Task
Copy, from the entries below, each line in which the string "hast" appears.

::: Extracted entries :::

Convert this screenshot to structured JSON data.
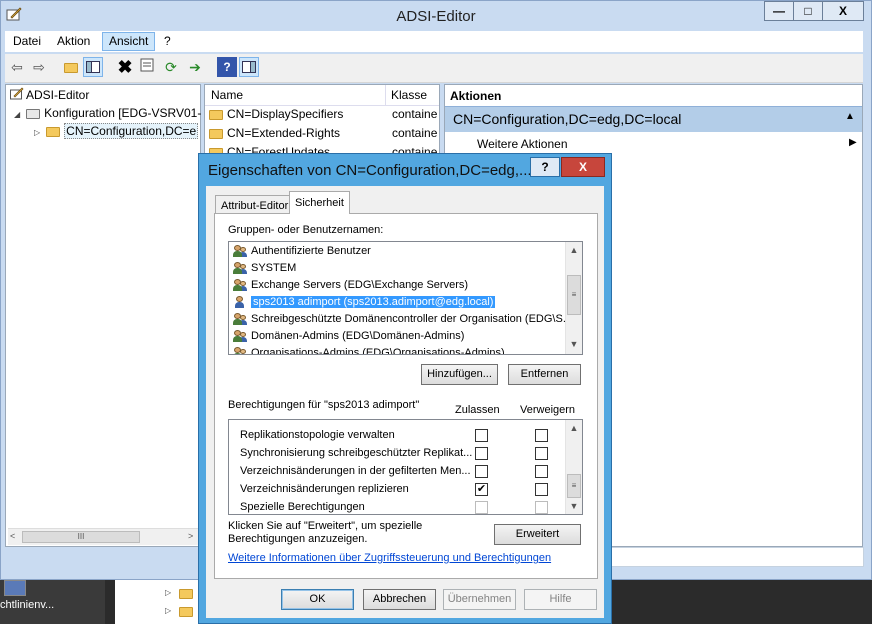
{
  "window": {
    "title": "ADSI-Editor",
    "controls": {
      "minimize": "—",
      "maximize": "□",
      "close": "X"
    }
  },
  "menubar": [
    "Datei",
    "Aktion",
    "Ansicht",
    "?"
  ],
  "tree": {
    "root": "ADSI-Editor",
    "child": "Konfiguration [EDG-VSRV01-",
    "grandchild": "CN=Configuration,DC=e"
  },
  "list": {
    "headers": {
      "name": "Name",
      "class": "Klasse"
    },
    "rows": [
      {
        "name": "CN=DisplaySpecifiers",
        "class": "container"
      },
      {
        "name": "CN=Extended-Rights",
        "class": "container"
      },
      {
        "name": "CN=ForestUpdates",
        "class": "container"
      }
    ]
  },
  "actions": {
    "header": "Aktionen",
    "context": "CN=Configuration,DC=edg,DC=local",
    "more": "Weitere Aktionen"
  },
  "dialog": {
    "title": "Eigenschaften von CN=Configuration,DC=edg,...",
    "help": "?",
    "close": "X",
    "tabs": [
      "Attribut-Editor",
      "Sicherheit"
    ],
    "groups_label": "Gruppen- oder Benutzernamen:",
    "users": [
      "Authentifizierte Benutzer",
      "SYSTEM",
      "Exchange Servers (EDG\\Exchange Servers)",
      "sps2013 adimport (sps2013.adimport@edg.local)",
      "Schreibgeschützte Domänencontroller der Organisation (EDG\\S...",
      "Domänen-Admins (EDG\\Domänen-Admins)",
      "Organisations-Admins (EDG\\Organisations-Admins)"
    ],
    "add_button": "Hinzufügen...",
    "remove_button": "Entfernen",
    "perm_label": "Berechtigungen für \"sps2013 adimport\"",
    "allow_header": "Zulassen",
    "deny_header": "Verweigern",
    "permissions": [
      {
        "name": "Replikationstopologie verwalten",
        "allow": false,
        "deny": false
      },
      {
        "name": "Synchronisierung schreibgeschützter Replikat...",
        "allow": false,
        "deny": false
      },
      {
        "name": "Verzeichnisänderungen in der gefilterten Men...",
        "allow": false,
        "deny": false
      },
      {
        "name": "Verzeichnisänderungen replizieren",
        "allow": true,
        "deny": false
      },
      {
        "name": "Spezielle Berechtigungen",
        "allow": false,
        "deny": false
      }
    ],
    "special_text": "Klicken Sie auf \"Erweitert\", um spezielle Berechtigungen anzuzeigen.",
    "advanced_button": "Erweitert",
    "more_info_link": "Weitere Informationen über Zugriffssteuerung und Berechtigungen",
    "ok_button": "OK",
    "cancel_button": "Abbrechen",
    "apply_button": "Übernehmen",
    "help_button": "Hilfe"
  },
  "taskbar": {
    "item": "chtlinienv..."
  },
  "colors": {
    "selection": "#3399ff",
    "dialog_frame": "#52a7e0",
    "window_frame": "#c9dbf1"
  }
}
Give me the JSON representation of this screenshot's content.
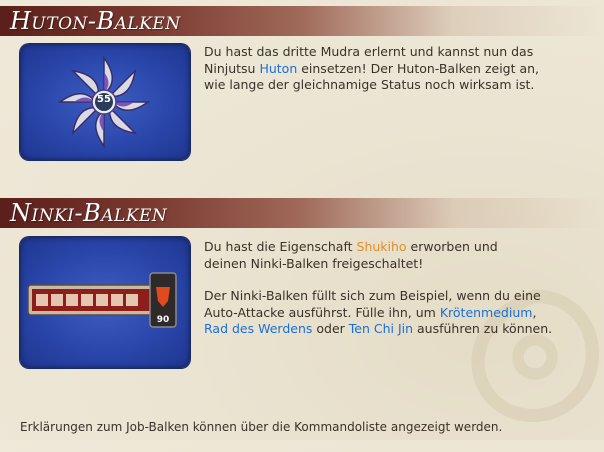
{
  "huton": {
    "title": "Huton-Balken",
    "line1": "Du hast das dritte Mudra erlernt und kannst nun das",
    "line2_pre": "Ninjutsu ",
    "line2_link": "Huton",
    "line2_post": " einsetzen! Der Huton-Balken zeigt an,",
    "line3": "wie lange der gleichnamige Status noch wirksam ist.",
    "gauge_value": "55"
  },
  "ninki": {
    "title": "Ninki-Balken",
    "p1_line1_pre": "Du hast die Eigenschaft ",
    "p1_line1_link": "Shukiho",
    "p1_line1_post": " erworben und",
    "p1_line2": "deinen Ninki-Balken freigeschaltet!",
    "p2_line1": "Der Ninki-Balken füllt sich zum Beispiel, wenn du eine",
    "p2_line2_pre": "Auto-Attacke ausführst. Fülle ihn, um ",
    "p2_line2_link": "Krötenmedium",
    "p2_line2_post": ",",
    "p2_line3_link1": "Rad des Werdens",
    "p2_line3_mid": " oder ",
    "p2_line3_link2": "Ten Chi Jin",
    "p2_line3_post": " ausführen zu können.",
    "gauge_value": "90"
  },
  "footer": "Erklärungen zum Job-Balken können über die Kommandoliste angezeigt werden.",
  "colors": {
    "header_dark": "#5a1f1a",
    "link_blue": "#1b6fd6",
    "link_orange": "#e0902a",
    "panel_blue": "#2a46aa"
  }
}
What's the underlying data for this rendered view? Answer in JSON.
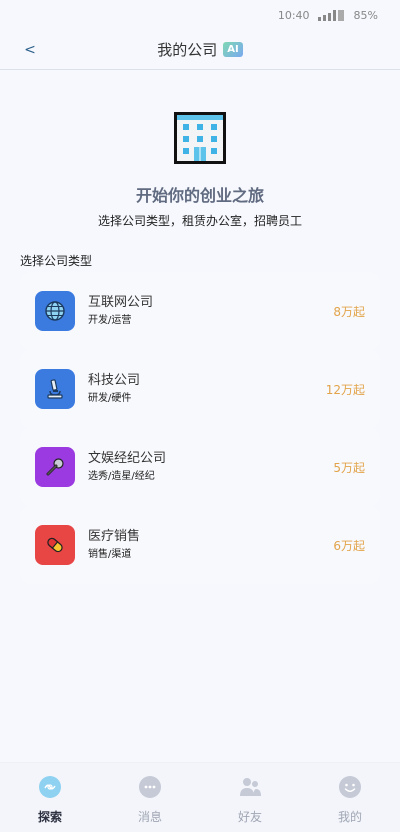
{
  "status_bar": {
    "time": "10:40",
    "battery": "85%"
  },
  "header": {
    "back_label": "<",
    "title": "我的公司",
    "badge": "AI"
  },
  "hero": {
    "icon": "office-building-icon",
    "title": "开始你的创业之旅",
    "subtitle": "选择公司类型，租赁办公室，招聘员工"
  },
  "section_label": "选择公司类型",
  "companies": [
    {
      "name": "互联网公司",
      "desc": "开发/运营",
      "price": "8万起",
      "icon": "globe-icon",
      "color": "#3b7be0"
    },
    {
      "name": "科技公司",
      "desc": "研发/硬件",
      "price": "12万起",
      "icon": "microscope-icon",
      "color": "#3b7be0"
    },
    {
      "name": "文娱经纪公司",
      "desc": "选秀/造星/经纪",
      "price": "5万起",
      "icon": "microphone-icon",
      "color": "#9a3ae0"
    },
    {
      "name": "医疗销售",
      "desc": "销售/渠道",
      "price": "6万起",
      "icon": "pill-icon",
      "color": "#e84545"
    }
  ],
  "tabs": [
    {
      "label": "探索",
      "icon": "explore-icon",
      "active": true
    },
    {
      "label": "消息",
      "icon": "message-icon",
      "active": false
    },
    {
      "label": "好友",
      "icon": "friends-icon",
      "active": false
    },
    {
      "label": "我的",
      "icon": "profile-icon",
      "active": false
    }
  ],
  "colors": {
    "accent_price": "#e2a44a",
    "blue": "#3b7be0",
    "purple": "#9a3ae0",
    "red": "#e84545"
  }
}
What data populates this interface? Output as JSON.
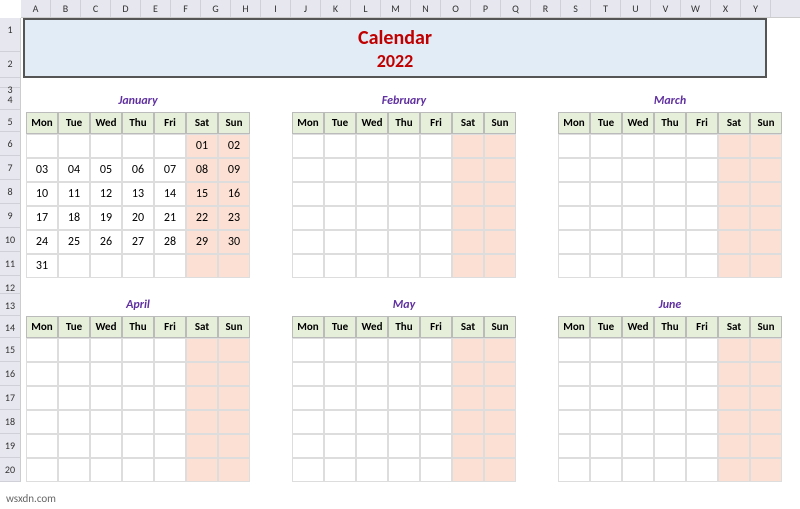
{
  "columns": [
    "A",
    "B",
    "C",
    "D",
    "E",
    "F",
    "G",
    "H",
    "I",
    "J",
    "K",
    "L",
    "M",
    "N",
    "O",
    "P",
    "Q",
    "R",
    "S",
    "T",
    "U",
    "V",
    "W",
    "X",
    "Y"
  ],
  "rows": [
    "1",
    "2",
    "3",
    "4",
    "5",
    "6",
    "7",
    "8",
    "9",
    "10",
    "11",
    "12",
    "13",
    "14",
    "15",
    "16",
    "17",
    "18",
    "19",
    "20"
  ],
  "title": {
    "line1": "Calendar",
    "line2": "2022"
  },
  "dayNames": [
    "Mon",
    "Tue",
    "Wed",
    "Thu",
    "Fri",
    "Sat",
    "Sun"
  ],
  "months": [
    {
      "name": "January",
      "weeks": [
        [
          "",
          "",
          "",
          "",
          "",
          "01",
          "02"
        ],
        [
          "03",
          "04",
          "05",
          "06",
          "07",
          "08",
          "09"
        ],
        [
          "10",
          "11",
          "12",
          "13",
          "14",
          "15",
          "16"
        ],
        [
          "17",
          "18",
          "19",
          "20",
          "21",
          "22",
          "23"
        ],
        [
          "24",
          "25",
          "26",
          "27",
          "28",
          "29",
          "30"
        ],
        [
          "31",
          "",
          "",
          "",
          "",
          "",
          ""
        ]
      ]
    },
    {
      "name": "February",
      "weeks": [
        [
          "",
          "",
          "",
          "",
          "",
          "",
          ""
        ],
        [
          "",
          "",
          "",
          "",
          "",
          "",
          ""
        ],
        [
          "",
          "",
          "",
          "",
          "",
          "",
          ""
        ],
        [
          "",
          "",
          "",
          "",
          "",
          "",
          ""
        ],
        [
          "",
          "",
          "",
          "",
          "",
          "",
          ""
        ],
        [
          "",
          "",
          "",
          "",
          "",
          "",
          ""
        ]
      ]
    },
    {
      "name": "March",
      "weeks": [
        [
          "",
          "",
          "",
          "",
          "",
          "",
          ""
        ],
        [
          "",
          "",
          "",
          "",
          "",
          "",
          ""
        ],
        [
          "",
          "",
          "",
          "",
          "",
          "",
          ""
        ],
        [
          "",
          "",
          "",
          "",
          "",
          "",
          ""
        ],
        [
          "",
          "",
          "",
          "",
          "",
          "",
          ""
        ],
        [
          "",
          "",
          "",
          "",
          "",
          "",
          ""
        ]
      ]
    },
    {
      "name": "April",
      "weeks": [
        [
          "",
          "",
          "",
          "",
          "",
          "",
          ""
        ],
        [
          "",
          "",
          "",
          "",
          "",
          "",
          ""
        ],
        [
          "",
          "",
          "",
          "",
          "",
          "",
          ""
        ],
        [
          "",
          "",
          "",
          "",
          "",
          "",
          ""
        ],
        [
          "",
          "",
          "",
          "",
          "",
          "",
          ""
        ],
        [
          "",
          "",
          "",
          "",
          "",
          "",
          ""
        ]
      ]
    },
    {
      "name": "May",
      "weeks": [
        [
          "",
          "",
          "",
          "",
          "",
          "",
          ""
        ],
        [
          "",
          "",
          "",
          "",
          "",
          "",
          ""
        ],
        [
          "",
          "",
          "",
          "",
          "",
          "",
          ""
        ],
        [
          "",
          "",
          "",
          "",
          "",
          "",
          ""
        ],
        [
          "",
          "",
          "",
          "",
          "",
          "",
          ""
        ],
        [
          "",
          "",
          "",
          "",
          "",
          "",
          ""
        ]
      ]
    },
    {
      "name": "June",
      "weeks": [
        [
          "",
          "",
          "",
          "",
          "",
          "",
          ""
        ],
        [
          "",
          "",
          "",
          "",
          "",
          "",
          ""
        ],
        [
          "",
          "",
          "",
          "",
          "",
          "",
          ""
        ],
        [
          "",
          "",
          "",
          "",
          "",
          "",
          ""
        ],
        [
          "",
          "",
          "",
          "",
          "",
          "",
          ""
        ],
        [
          "",
          "",
          "",
          "",
          "",
          "",
          ""
        ]
      ]
    }
  ],
  "siteLabel": "wsxdn.com"
}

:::

Result of this task
    "line1": "Du hast das dritte Mudra erlernt und kannst nun das",
    "p1_line1_pre": "Du hast die Eigenschaft ",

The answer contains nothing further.